Despite lawsuit, DACA program still intact and accepting applications

DREAMers may get two years of deferred action and work authorization.

It has been confusing to follow a series of legal maneuvers on the national stage concerning the Consideration of Deferred Action for Childhood Arrivals or DACA program that defers government action to deport successful applicants for two years, along with granting work authorization during that time, subject to renewal.

DACA applies to certain younger undocumented immigrants who arrived in this country as children and have remained free of serious crime while pursuing education or serving in the military. This population is also sometimes referred to as the DREAMers.

Administered by the U.S. Citizenship and Immigration Services, known as USCIS, the main government agency that enforces immigration laws, DACA began taking applications in mid-2012. In late 2014, President Barack Obama took executive action to expand program eligibility and lengthen the period of deferment from prosecution to three years (as well as introduce a similar program for undocumented immigrant parents of citizens and lawful permanent residents known as DAPA).

Almost immediately, the president's executive action was challenged in federal court by a coalition of states. A U.S. District Court judge in Texas issued a temporary injunction ordering the expanded DACA and DAPA programs not be administered pending resolution of the case.
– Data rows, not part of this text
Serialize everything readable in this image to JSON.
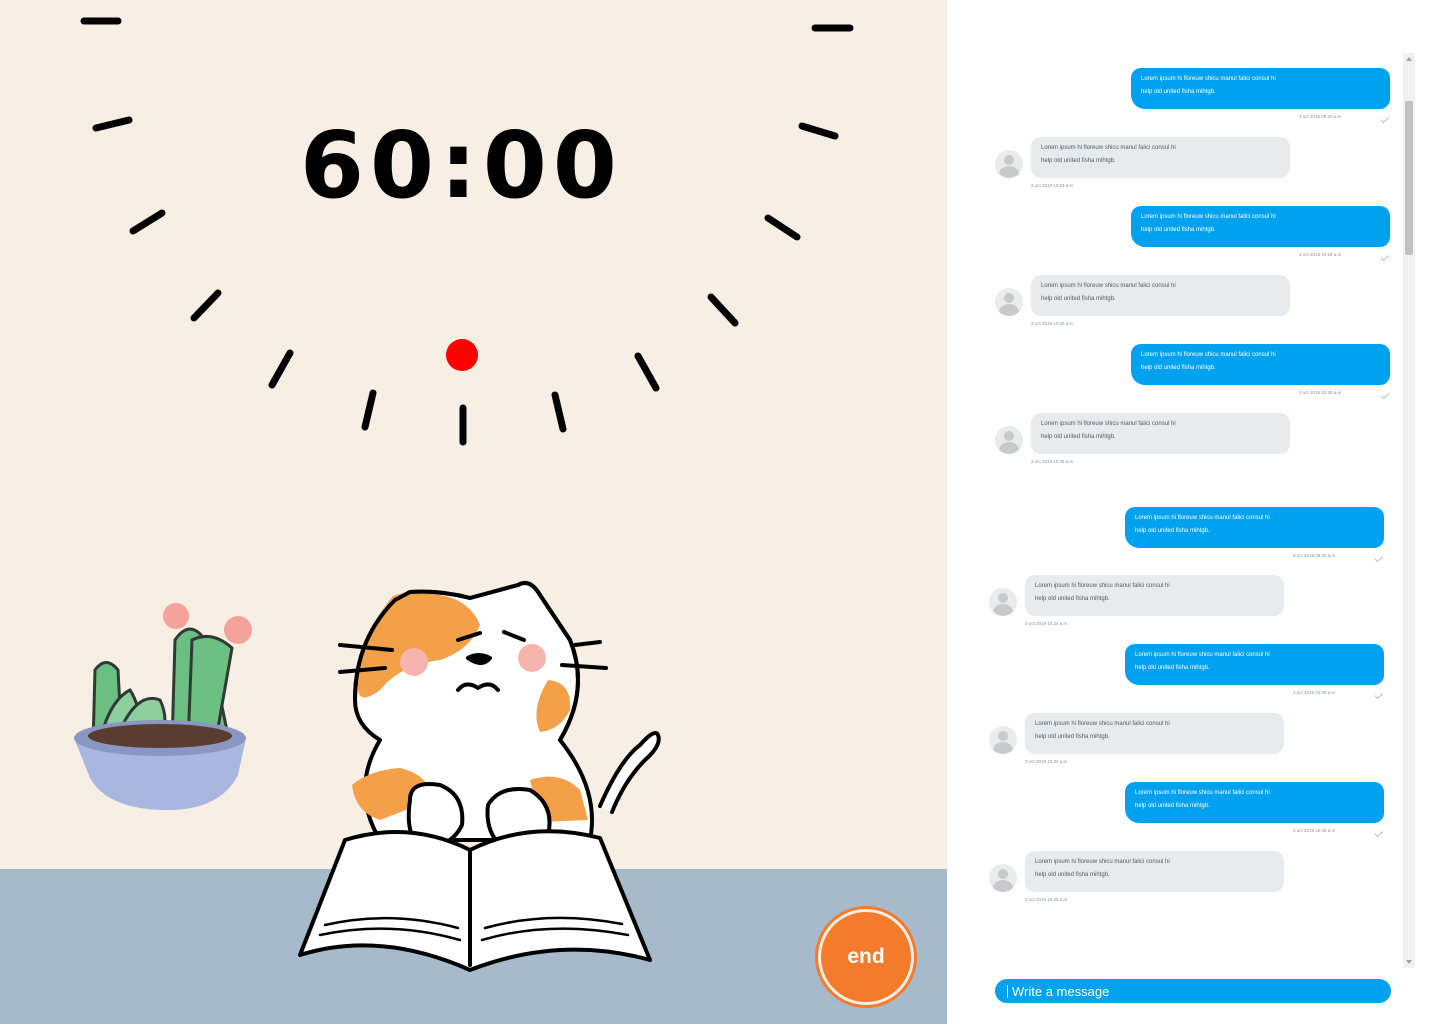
{
  "timer": {
    "display": "60:00"
  },
  "controls": {
    "end_label": "end"
  },
  "chat": {
    "messages": [
      {
        "dir": "out",
        "line1": "Lorem ipsum hi floreuw shicu manul falici consul hi",
        "line2": "help old united fisha mihtgb.",
        "time": "3 oct 2019 09:20 a.m"
      },
      {
        "dir": "in",
        "line1": "Lorem ipsum hi floreuw shicu manul falici consul hi",
        "line2": "help old united fisha mihtgb.",
        "time": "3 oct 2019 10:24 a.m"
      },
      {
        "dir": "out",
        "line1": "Lorem ipsum hi floreuw shicu manul falici consul hi",
        "line2": "help old united fisha mihtgb.",
        "time": "3 oct 2019 10:28 a.m"
      },
      {
        "dir": "in",
        "line1": "Lorem ipsum hi floreuw shicu manul falici consul hi",
        "line2": "help old united fisha mihtgb.",
        "time": "3 oct 2019 10:32 a.m"
      },
      {
        "dir": "out",
        "line1": "Lorem ipsum hi floreuw shicu manul falici consul hi",
        "line2": "help old united fisha mihtgb.",
        "time": "3 oct 2019 10:35 a.m"
      },
      {
        "dir": "in",
        "line1": "Lorem ipsum hi floreuw shicu manul falici consul hi",
        "line2": "help old united fisha mihtgb.",
        "time": "3 oct 2019 10:45 a.m"
      },
      {
        "dir": "out",
        "line1": "Lorem ipsum hi floreuw shicu manul falici consul hi",
        "line2": "help old united fisha mihtgb.",
        "time": "3 oct 2019 09:20 a.m"
      },
      {
        "dir": "in",
        "line1": "Lorem ipsum hi floreuw shicu manul falici consul hi",
        "line2": "help old united fisha mihtgb.",
        "time": "3 oct 2019 10:24 a.m"
      },
      {
        "dir": "out",
        "line1": "Lorem ipsum hi floreuw shicu manul falici consul hi",
        "line2": "help old united fisha mihtgb.",
        "time": "3 oct 2019 10:28 a.m"
      },
      {
        "dir": "in",
        "line1": "Lorem ipsum hi floreuw shicu manul falici consul hi",
        "line2": "help old united fisha mihtgb.",
        "time": "3 oct 2019 10:32 a.m"
      },
      {
        "dir": "out",
        "line1": "Lorem ipsum hi floreuw shicu manul falici consul hi",
        "line2": "help old united fisha mihtgb.",
        "time": "3 oct 2019 10:35 a.m"
      },
      {
        "dir": "in",
        "line1": "Lorem ipsum hi floreuw shicu manul falici consul hi",
        "line2": "help old united fisha mihtgb.",
        "time": "3 oct 2019 10:45 a.m"
      }
    ],
    "input_placeholder": "Write a message"
  },
  "colors": {
    "background": "#f8efe4",
    "floor": "#a6bacb",
    "accent_orange": "#f47a2c",
    "bubble_out": "#00a2f0",
    "bubble_in": "#e7ebee",
    "dial_indicator": "#ff0000"
  },
  "icons": {
    "avatar": "user-avatar-icon",
    "read_receipt": "check-icon",
    "indicator": "red-dot-icon"
  }
}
The legality of the injunction is tied up on appeal and some commentators feel a decision will not be issued until after the president leaves office.

In the meantime, the original DACA program that provides two years of relief still continues to accept initial and renewal applications. The USCIS website lays out the details of the program, but in summary, the basic qualifications are:

  • Under 31 on June 15, 2012
  • Came to U.S. before 16
  • Continuous U.S. residence since June 15, 2007
  • Physical presence in U.S. on June 15, 2012, and on day of DACA application
  • No lawful status on June 15, 2012
  • In school, graduated or obtained high school certificate of completion or GED; or honorable discharge from U.S. military
  • Not convicted of felony, significant misdemeanor or three or more other misdemeanors, and not a national security or public safety threat

Approval for DACA does not grant lawful status, rather a deferred action on removal for two years, along with work authorization during that time, subject to remaining eligible. The agency recommends submitting a renewal application at least four months before the two-year period expires.

It is smart to speak with an immigration attorney about DACA eligibility and for help with the application or renewal. While the qualifications sound clear, actual eligibility can be legally complicated. Some may be surprised to learn that they qualify.

The immigration lawyers of Ramos Immigration Law have offices in Aurora and Longmont, Colorado, and assist clients with DACA and other immigration matters.